Later that night when I turned down my bed sheets, I found a toy tarantula on my pillow, courtesy of my wife. Yes, I jumped.
More tarantula links:
Nature: 15 new planets. Hints of solar system like ours spotted.
"... two spacecraft under development - NASA's Kepler and the European Space Agency's Eddington - will hunt for Earth-sized planets. They may even find them orbiting in the habitable zone around their stars. If alien life is similar to ours, these should be the only planets elsewhere in the Universe that can support it."
Scientific American: Fibbing Common in Everyday Conversation.
"The investigators also discovered that women and men seem to tell different sorts of fibs. `Women were more likely to lie to make the person they were talking to feel good, while men lied most often to make themselves look better,' Feldman remarks."
Ryan Hoagland: The new view from my kitchen window.
Social Issues Research Centre: Guide to Flirting.
"Many flirtatious encounters are of naturally short duration - where it is understood that there are no serious intentions, merely an ego-boosting acknowledgement of mutual attraction. These light-hearted `brief encounters' are part of normal social interaction, and only the pathetic or desperate would imagine that every passing exchange of flirtatious banter is a prelude to matrimony."
Nancy Keates, WSJ (subscription): Turning to the Experts for Sleeping Disorders
"I told [Canyon Ranch's behavioral therapist] about a recurring nightmare, in which a man is chasing me with a knife. (This is a common one, I'm told.) His advice? I should `intervene' in my nightmares -- by practicing a daydream in which I take the knife away from the man and stab him back.
"I have tried this, and it seems to be helping. One night, I actually got the guy."
Houston Chronicle: TNRCC shifts into reverse. Panel shelves 55-mph limit, but don't get in a big hurry.
"If procedure is followed to the letter, including public hearings on the proposal, approval by federal regulators and implementation by state transportation officials, it could be next spring before any changes take effect."
> I haven't noticed any enforcement efforts on the toll roads this week.
Time to put the kids down for bed --
[via my brother]
Here are some other [pilfered] videos.
Wall Street Journal (subscription): Lean Times: The Surprising Rise Of Radical, Calorie-Cutting Diet. Could Self Deprivation Be the Secret To a Longer, Albeit Famished, Life?
"The diet, dubbed `calorie restriction' in the clinical parlance of science, would be called severe deprivation in any other lexicon." ...
"Calorie restriction appears to create biochemical changes in the body that have a more-profound effect on lifespan than simply avoiding diseases caused by excess fat. No one knows for sure how it works. It might lower the levels of free radicals, or potentially toxic particles created by the breakdown of food. Other scientists believe it triggers a state of emergency called `survival mode' in which the body eliminates all unnecessary functions to focus only on staying alive."

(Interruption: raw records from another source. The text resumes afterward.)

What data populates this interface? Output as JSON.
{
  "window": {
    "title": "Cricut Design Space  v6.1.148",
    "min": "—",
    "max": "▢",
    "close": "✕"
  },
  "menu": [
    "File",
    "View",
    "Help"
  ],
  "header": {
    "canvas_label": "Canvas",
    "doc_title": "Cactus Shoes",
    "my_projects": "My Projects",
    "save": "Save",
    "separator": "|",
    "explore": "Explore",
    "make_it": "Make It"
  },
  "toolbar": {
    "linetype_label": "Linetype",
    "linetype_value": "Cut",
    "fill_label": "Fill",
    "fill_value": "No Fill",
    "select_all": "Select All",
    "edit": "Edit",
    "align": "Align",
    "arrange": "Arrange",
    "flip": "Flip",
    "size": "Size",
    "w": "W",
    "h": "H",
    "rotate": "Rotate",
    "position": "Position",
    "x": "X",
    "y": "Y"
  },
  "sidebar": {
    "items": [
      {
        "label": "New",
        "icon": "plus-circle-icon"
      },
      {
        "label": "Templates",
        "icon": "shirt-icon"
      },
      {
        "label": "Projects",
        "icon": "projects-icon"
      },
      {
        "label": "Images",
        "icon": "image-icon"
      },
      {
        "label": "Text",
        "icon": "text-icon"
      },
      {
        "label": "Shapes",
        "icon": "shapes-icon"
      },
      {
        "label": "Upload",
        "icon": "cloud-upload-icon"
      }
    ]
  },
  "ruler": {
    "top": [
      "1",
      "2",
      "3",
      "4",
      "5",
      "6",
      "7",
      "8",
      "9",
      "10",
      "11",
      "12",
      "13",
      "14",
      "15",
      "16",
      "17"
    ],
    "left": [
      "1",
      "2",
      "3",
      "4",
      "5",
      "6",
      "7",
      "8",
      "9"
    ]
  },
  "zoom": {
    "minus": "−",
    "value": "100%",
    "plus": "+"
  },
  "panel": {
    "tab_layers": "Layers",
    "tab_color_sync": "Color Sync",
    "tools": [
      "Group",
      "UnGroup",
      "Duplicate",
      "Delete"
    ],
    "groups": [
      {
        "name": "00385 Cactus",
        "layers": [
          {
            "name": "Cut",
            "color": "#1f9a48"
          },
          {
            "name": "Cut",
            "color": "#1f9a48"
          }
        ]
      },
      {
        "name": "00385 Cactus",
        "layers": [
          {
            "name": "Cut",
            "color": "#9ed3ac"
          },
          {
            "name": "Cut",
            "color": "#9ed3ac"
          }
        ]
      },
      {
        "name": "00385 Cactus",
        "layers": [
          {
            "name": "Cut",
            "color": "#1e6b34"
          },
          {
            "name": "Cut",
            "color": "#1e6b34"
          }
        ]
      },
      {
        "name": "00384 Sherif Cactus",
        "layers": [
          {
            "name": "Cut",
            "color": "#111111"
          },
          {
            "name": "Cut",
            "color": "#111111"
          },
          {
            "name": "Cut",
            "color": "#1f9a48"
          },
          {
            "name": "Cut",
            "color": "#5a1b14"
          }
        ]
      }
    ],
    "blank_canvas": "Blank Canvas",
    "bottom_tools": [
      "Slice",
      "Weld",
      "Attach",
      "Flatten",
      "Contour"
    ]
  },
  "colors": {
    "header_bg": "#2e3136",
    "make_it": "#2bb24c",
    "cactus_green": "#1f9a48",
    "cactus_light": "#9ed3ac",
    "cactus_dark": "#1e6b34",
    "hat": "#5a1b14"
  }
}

> It would be nice to live to 120, but not if I have to spend the next 80 years starving.
VH1: One Hit Wonders.
[via Zannah, the digital girl]